> _Task brief_: Search the entries below. Return every line that has "polju" in it.

> _Provided material_:
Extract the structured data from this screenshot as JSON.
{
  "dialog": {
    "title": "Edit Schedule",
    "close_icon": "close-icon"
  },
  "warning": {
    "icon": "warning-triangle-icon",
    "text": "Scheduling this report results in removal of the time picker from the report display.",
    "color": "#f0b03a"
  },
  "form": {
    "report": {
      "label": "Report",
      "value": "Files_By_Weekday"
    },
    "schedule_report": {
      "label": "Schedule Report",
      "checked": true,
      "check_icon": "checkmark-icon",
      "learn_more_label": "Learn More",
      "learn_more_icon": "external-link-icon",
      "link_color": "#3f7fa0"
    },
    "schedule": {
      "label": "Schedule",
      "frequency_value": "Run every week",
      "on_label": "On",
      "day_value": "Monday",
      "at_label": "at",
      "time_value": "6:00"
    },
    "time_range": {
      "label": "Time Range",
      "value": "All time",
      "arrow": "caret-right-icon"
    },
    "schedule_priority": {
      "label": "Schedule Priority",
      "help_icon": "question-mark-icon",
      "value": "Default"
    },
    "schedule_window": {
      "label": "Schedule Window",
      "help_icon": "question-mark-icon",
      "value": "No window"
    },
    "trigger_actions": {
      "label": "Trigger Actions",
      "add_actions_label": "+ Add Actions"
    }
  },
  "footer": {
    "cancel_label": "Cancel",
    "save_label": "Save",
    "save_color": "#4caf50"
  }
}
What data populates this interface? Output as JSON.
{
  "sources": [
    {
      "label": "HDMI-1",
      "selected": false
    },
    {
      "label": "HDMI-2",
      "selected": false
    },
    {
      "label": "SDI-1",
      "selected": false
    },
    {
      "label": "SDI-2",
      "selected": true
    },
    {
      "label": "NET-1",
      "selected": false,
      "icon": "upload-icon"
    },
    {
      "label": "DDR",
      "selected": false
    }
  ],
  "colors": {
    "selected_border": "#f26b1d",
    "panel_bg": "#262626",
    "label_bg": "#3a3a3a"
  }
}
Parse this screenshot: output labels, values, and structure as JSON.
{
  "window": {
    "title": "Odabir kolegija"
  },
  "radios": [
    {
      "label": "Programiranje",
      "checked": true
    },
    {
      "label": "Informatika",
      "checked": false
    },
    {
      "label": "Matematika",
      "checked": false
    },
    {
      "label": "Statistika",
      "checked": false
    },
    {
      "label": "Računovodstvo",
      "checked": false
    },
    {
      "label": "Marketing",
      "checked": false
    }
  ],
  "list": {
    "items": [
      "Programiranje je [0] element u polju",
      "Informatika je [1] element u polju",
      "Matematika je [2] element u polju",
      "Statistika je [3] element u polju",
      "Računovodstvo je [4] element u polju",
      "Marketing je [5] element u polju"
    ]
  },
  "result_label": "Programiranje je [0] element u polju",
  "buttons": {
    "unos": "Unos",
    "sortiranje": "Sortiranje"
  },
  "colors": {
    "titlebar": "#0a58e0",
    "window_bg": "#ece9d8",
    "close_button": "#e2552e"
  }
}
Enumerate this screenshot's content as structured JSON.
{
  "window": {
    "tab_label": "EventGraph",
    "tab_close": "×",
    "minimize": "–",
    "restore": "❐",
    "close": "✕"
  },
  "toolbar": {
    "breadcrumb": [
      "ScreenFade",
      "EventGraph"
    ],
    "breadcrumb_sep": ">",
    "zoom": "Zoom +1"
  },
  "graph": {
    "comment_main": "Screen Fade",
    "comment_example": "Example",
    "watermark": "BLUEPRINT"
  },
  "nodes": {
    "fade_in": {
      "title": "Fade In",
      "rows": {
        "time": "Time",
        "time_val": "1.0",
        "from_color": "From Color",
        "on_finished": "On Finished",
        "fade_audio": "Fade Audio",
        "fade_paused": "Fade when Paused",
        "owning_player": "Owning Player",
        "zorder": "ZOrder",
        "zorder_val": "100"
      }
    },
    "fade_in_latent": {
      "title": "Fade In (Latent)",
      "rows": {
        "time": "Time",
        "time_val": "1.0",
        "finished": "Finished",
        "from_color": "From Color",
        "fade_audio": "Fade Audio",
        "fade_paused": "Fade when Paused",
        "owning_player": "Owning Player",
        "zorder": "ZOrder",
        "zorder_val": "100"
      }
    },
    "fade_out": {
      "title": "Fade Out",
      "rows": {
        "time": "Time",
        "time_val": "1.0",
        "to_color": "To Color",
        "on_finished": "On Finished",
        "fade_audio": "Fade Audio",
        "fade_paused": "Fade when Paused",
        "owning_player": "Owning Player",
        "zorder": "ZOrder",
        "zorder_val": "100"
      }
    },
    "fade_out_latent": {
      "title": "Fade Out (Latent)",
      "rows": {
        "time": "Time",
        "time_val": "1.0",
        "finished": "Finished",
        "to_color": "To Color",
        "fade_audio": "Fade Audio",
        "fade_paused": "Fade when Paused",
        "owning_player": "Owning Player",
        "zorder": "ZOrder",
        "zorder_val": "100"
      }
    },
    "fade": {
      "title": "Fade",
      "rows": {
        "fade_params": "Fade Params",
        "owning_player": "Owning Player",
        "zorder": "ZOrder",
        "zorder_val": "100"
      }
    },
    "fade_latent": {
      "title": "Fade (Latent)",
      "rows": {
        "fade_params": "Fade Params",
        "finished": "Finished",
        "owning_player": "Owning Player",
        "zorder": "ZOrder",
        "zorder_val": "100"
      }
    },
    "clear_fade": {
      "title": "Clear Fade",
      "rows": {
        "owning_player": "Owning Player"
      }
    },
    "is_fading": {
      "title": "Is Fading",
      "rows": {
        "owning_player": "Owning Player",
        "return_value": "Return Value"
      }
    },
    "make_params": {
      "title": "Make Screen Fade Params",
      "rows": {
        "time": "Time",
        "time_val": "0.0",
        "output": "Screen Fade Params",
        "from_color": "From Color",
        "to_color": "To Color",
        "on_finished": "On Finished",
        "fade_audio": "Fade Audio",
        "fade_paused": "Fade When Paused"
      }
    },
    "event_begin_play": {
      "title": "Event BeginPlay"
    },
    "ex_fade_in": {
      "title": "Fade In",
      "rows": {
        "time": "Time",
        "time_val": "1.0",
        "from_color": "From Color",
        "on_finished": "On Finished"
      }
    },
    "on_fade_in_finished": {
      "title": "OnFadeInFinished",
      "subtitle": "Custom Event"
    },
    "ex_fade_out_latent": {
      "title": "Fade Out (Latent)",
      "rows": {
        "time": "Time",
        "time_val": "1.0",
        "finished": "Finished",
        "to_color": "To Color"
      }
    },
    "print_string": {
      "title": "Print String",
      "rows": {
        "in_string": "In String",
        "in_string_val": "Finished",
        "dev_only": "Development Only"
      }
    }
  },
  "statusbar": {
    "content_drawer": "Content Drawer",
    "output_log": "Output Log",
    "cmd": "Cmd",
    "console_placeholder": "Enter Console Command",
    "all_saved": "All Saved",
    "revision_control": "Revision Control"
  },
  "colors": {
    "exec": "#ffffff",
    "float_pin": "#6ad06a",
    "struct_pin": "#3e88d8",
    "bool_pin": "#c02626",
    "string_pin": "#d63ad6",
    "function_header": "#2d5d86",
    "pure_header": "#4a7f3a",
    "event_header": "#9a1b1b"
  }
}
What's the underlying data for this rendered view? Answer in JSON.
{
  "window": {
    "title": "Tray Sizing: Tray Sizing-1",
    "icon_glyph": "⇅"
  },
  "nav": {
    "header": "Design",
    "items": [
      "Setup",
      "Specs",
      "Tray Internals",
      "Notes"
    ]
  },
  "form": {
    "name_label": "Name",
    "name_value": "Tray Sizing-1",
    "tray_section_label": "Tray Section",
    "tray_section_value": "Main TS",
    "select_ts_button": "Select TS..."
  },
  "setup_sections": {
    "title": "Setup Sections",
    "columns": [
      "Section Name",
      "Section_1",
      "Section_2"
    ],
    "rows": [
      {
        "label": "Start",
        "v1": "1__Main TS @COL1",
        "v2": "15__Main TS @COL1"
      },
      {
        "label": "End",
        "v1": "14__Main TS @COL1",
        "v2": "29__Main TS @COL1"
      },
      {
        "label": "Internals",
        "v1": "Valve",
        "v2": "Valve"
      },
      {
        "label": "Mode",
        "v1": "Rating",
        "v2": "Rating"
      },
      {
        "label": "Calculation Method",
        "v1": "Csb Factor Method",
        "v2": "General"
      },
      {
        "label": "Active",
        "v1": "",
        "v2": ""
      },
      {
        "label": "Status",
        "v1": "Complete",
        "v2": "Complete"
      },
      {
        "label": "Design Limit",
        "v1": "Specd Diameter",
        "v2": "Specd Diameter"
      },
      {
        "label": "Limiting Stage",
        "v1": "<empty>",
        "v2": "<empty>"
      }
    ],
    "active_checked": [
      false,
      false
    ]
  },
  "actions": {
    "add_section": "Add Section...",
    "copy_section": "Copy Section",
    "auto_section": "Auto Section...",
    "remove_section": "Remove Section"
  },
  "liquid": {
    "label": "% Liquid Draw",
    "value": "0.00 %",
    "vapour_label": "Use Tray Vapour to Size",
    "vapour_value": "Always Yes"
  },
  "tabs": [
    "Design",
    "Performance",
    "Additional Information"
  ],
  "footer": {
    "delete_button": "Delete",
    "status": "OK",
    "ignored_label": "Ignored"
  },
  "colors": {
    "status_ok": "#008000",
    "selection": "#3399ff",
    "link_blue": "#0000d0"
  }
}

> _Result_:
      "Programiranje je [0] element u polju",
      "Informatika je [1] element u polju",
      "Matematika je [2] element u polju",
      "Statistika je [3] element u polju",
      "Računovodstvo je [4] element u polju",
      "Marketing je [5] element u polju"
  "result_label": "Programiranje je [0] element u polju",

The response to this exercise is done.